• _Your goal_
Your response should be a copy of each line in the listing below that includes the word "timer".

START Input data

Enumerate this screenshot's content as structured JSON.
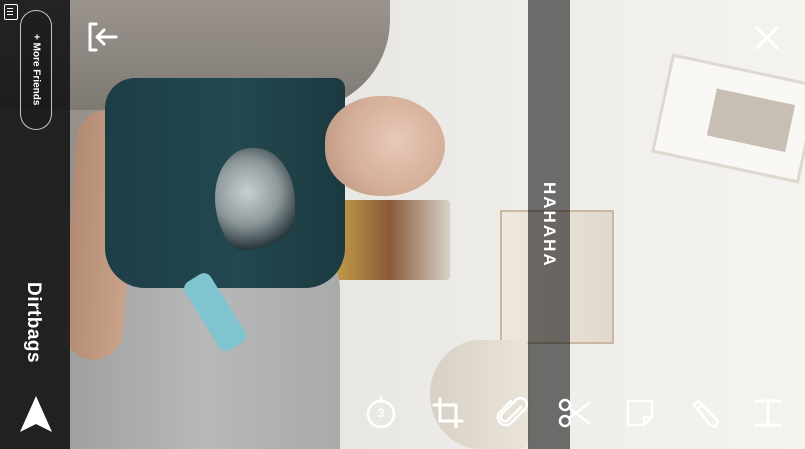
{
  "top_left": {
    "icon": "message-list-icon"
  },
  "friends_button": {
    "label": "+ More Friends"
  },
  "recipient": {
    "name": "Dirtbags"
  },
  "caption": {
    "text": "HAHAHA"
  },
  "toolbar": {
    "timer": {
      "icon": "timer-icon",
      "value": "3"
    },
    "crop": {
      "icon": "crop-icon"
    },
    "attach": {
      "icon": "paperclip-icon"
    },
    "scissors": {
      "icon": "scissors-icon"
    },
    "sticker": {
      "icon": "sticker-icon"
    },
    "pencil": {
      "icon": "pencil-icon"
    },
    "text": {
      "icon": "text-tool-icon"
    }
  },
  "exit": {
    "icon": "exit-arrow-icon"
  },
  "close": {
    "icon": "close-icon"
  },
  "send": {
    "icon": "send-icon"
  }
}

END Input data
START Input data

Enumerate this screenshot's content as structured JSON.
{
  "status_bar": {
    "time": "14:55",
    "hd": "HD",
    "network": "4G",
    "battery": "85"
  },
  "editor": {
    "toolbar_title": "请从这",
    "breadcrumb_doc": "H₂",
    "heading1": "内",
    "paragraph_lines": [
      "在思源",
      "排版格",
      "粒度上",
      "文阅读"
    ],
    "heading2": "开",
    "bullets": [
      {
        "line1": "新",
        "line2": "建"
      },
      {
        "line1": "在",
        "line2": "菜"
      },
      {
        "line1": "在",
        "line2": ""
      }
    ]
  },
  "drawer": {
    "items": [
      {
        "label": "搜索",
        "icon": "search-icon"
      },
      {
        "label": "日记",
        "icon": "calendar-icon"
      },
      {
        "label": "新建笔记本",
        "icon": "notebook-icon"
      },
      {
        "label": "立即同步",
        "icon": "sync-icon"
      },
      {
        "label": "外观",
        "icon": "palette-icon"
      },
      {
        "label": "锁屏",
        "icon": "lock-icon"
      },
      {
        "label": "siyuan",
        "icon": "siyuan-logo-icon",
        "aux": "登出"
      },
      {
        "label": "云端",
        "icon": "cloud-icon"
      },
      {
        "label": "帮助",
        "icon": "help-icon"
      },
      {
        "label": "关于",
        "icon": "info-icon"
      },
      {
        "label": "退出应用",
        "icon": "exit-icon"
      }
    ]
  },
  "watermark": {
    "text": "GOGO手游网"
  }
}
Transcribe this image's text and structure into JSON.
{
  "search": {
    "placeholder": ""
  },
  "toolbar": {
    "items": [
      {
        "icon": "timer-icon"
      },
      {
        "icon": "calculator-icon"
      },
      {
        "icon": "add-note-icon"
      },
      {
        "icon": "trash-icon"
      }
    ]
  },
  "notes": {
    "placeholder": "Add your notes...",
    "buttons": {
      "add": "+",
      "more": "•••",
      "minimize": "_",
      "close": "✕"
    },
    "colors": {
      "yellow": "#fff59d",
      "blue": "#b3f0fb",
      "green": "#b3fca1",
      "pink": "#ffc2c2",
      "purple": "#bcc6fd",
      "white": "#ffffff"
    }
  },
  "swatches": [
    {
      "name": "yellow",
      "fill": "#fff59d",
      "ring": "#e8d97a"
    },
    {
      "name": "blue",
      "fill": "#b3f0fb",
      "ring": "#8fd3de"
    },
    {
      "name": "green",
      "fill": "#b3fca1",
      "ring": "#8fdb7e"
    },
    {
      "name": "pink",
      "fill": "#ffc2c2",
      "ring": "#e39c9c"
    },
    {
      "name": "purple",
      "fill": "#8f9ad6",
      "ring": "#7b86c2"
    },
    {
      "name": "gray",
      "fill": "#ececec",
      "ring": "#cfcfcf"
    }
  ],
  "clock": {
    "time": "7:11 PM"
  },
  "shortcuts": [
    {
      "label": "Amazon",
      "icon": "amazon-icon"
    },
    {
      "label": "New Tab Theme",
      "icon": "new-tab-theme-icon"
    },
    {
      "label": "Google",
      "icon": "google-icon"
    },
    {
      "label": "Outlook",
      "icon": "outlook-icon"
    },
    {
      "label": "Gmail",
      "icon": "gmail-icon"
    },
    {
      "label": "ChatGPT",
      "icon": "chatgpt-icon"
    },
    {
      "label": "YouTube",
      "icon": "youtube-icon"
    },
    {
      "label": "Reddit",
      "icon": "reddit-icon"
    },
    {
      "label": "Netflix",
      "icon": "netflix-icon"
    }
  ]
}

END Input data
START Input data

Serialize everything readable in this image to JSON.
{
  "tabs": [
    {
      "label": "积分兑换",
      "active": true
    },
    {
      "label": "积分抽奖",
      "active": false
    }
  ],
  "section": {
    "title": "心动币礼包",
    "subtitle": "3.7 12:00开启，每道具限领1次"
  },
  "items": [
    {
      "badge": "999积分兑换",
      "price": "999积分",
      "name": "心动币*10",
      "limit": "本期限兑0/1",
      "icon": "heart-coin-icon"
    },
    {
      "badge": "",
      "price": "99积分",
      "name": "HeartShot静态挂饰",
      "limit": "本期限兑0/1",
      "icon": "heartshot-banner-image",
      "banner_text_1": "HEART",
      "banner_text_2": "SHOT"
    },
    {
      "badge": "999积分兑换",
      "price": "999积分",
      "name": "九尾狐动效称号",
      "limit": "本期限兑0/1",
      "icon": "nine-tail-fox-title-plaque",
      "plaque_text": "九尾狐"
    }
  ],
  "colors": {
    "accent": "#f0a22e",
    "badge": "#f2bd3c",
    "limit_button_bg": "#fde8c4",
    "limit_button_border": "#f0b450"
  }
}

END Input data

• _Reply to the task_
    "timer": {
      "icon": "timer-icon",
        "icon": "timer-icon"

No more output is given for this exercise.